"Oh, the pain!" WFAN host Joe Beningo's trademark phrase has never been more fitting than now when describing the New York Mets, who dropped five in a row and 11 of 12.
However, rookie phenom Jordany Valdespin gives us Mets fans a reason to keep watching the games even though the postseason is now a major long-shot.
Put A Fork In 'Em. They Are Done.
It's tough to put a positive "spin" on the Mets' post-All-Star break woes, but Valdespin has New York baseball fans smiling as we head into the stretch run of the season.
The 24-year-old rookie hit a pinch-hit home run to lead off the eighth inning on July 24 at Citi Field to set a new franchise record with five pinch-hit homers.
Mark Carreon and Danny Heep both held the previous team record of four, accomplished in 1989 and 1983, respectively.
There's a serious murmur among fans at Citi Field when Valdespin comes to bat, and a little electricity is exactly what this team needs right now.
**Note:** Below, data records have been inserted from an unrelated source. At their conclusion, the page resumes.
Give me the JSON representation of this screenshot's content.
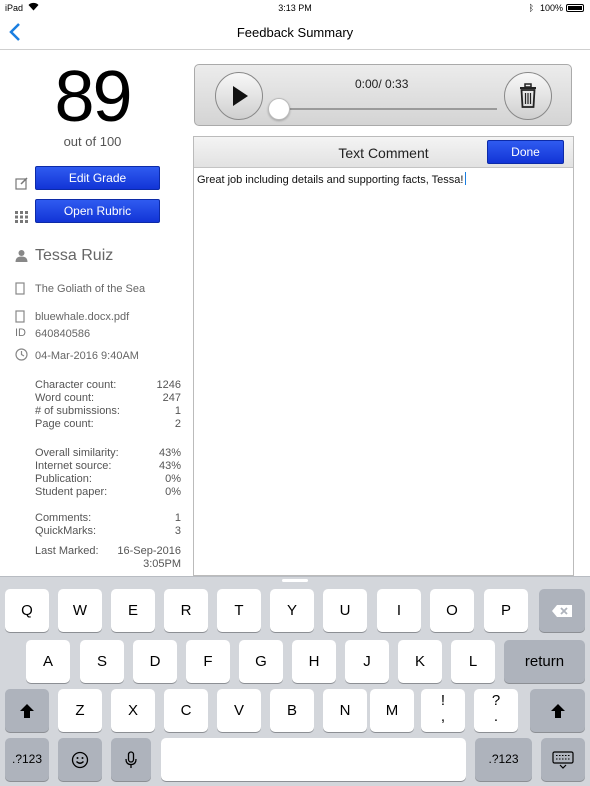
{
  "status": {
    "device": "iPad",
    "time": "3:13 PM",
    "battery": "100%"
  },
  "nav": {
    "title": "Feedback Summary"
  },
  "grade": {
    "score": "89",
    "out_of": "out of 100"
  },
  "buttons": {
    "edit_grade": "Edit Grade",
    "open_rubric": "Open Rubric",
    "done": "Done"
  },
  "student": {
    "name": "Tessa Ruiz",
    "title": "The Goliath of the Sea",
    "file": "bluewhale.docx.pdf",
    "id_label": "ID",
    "id": "640840586",
    "date": "04-Mar-2016 9:40AM"
  },
  "counts": [
    {
      "label": "Character count:",
      "value": "1246"
    },
    {
      "label": "Word count:",
      "value": "247"
    },
    {
      "label": "# of submissions:",
      "value": "1"
    },
    {
      "label": "Page count:",
      "value": "2"
    }
  ],
  "similarity": [
    {
      "label": "Overall similarity:",
      "value": "43%"
    },
    {
      "label": "Internet source:",
      "value": "43%"
    },
    {
      "label": "Publication:",
      "value": "0%"
    },
    {
      "label": "Student paper:",
      "value": "0%"
    }
  ],
  "marks": [
    {
      "label": "Comments:",
      "value": "1"
    },
    {
      "label": "QuickMarks:",
      "value": "3"
    }
  ],
  "last_marked": {
    "label": "Last Marked:",
    "date": "16-Sep-2016",
    "time": "3:05PM"
  },
  "player": {
    "time": "0:00/  0:33"
  },
  "comment": {
    "title": "Text Comment",
    "text": "Great job including details and supporting facts, Tessa!"
  },
  "keyboard": {
    "row1": [
      "Q",
      "W",
      "E",
      "R",
      "T",
      "Y",
      "U",
      "I",
      "O",
      "P"
    ],
    "row2": [
      "A",
      "S",
      "D",
      "F",
      "G",
      "H",
      "J",
      "K",
      "L"
    ],
    "row3": [
      "Z",
      "X",
      "C",
      "V",
      "B",
      "N",
      "M"
    ],
    "punct1": [
      "!",
      ","
    ],
    "punct2": [
      "?",
      "."
    ],
    "return": "return",
    "numbers": ".?123"
  }
}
Valdespin creates a buzz in the ballpark, and he ignites the offense.
The Mets desperately need signs of life right now, and this young man brings a confident swagger that will be fun to watch in the future. "I've always thought one of the things he always has created, by putting him in the game at certain times, he has the chance to do some damage, and he's done that," said Collins in a Mets.com report.
Valdespin is just two away from the MLB record of seven pinch hit home runs in a season, set by Los Angeles Dodgers slugger Dave Hansen in 2000 and tied by Pittsburgh Pirates hitter Craig Wilson in 2001.
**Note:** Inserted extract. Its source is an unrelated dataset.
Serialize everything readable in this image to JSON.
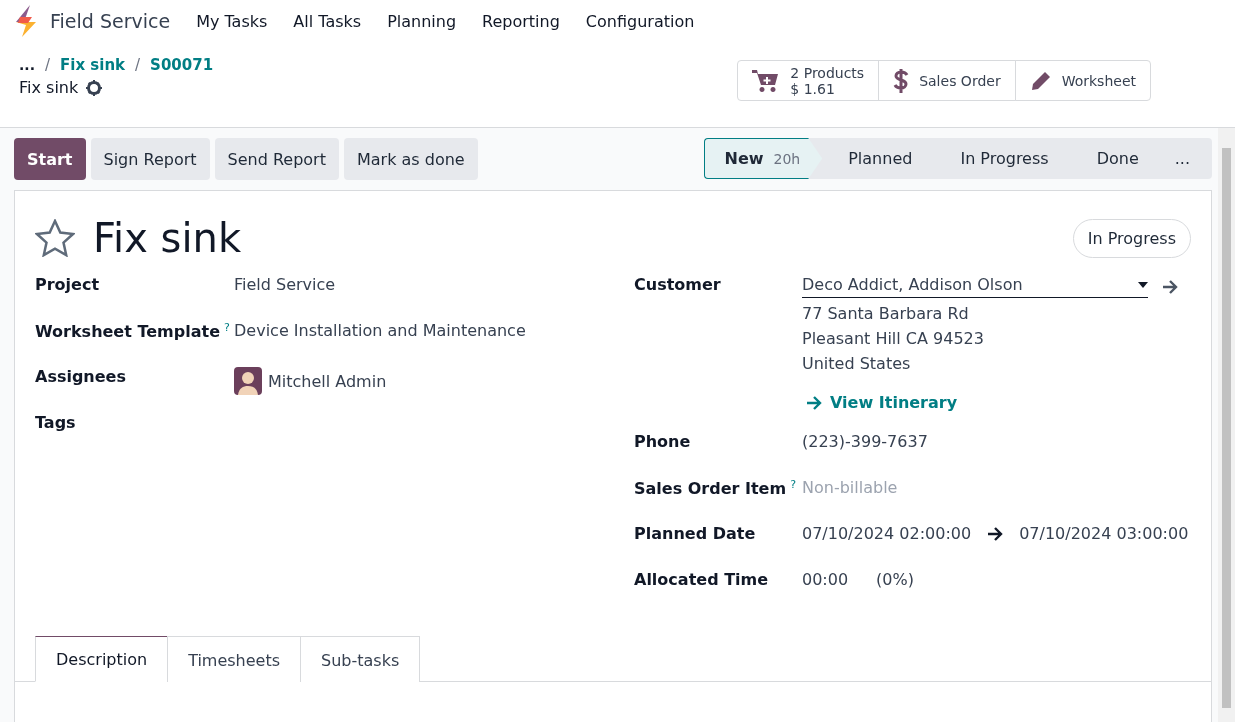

With two months left to go on the season, it appears, on paper at least, that Valdespin will tie or perhaps break the record. However, Lucas Duda getting shipped to Triple-A Buffalo, will lead to more playing time for Valdespin, which likely means less pinch hit at-bats.
Think about it. The best players are going to be starting games, and not coming into games late as pinch-hitters. Valdespin's phenomenal play of-late will probably lead to him not notching the MLB record for pinch hit homers.
Valdespin's at-bats may not be "must watch" on the same level as Daryl Strawberry in his prime, but there's a lot to like about this kid.
One of the top storylines to watch down the stretch, as Daniel Murphy continues to show that he has no power, is how the Mets will handle the situation at second base. Murphy is a legit .300 hitter and did a serviceable job at second base this season, but Valdespin's emergence puts him in line as the second baseman of the future.
Murphy could be used as trade bait to bring back a young pitcher, and Valdespin could take over at second base.
Eric Holden is a lifelong New York Mets fan. Follow him on Twitter @ericholden.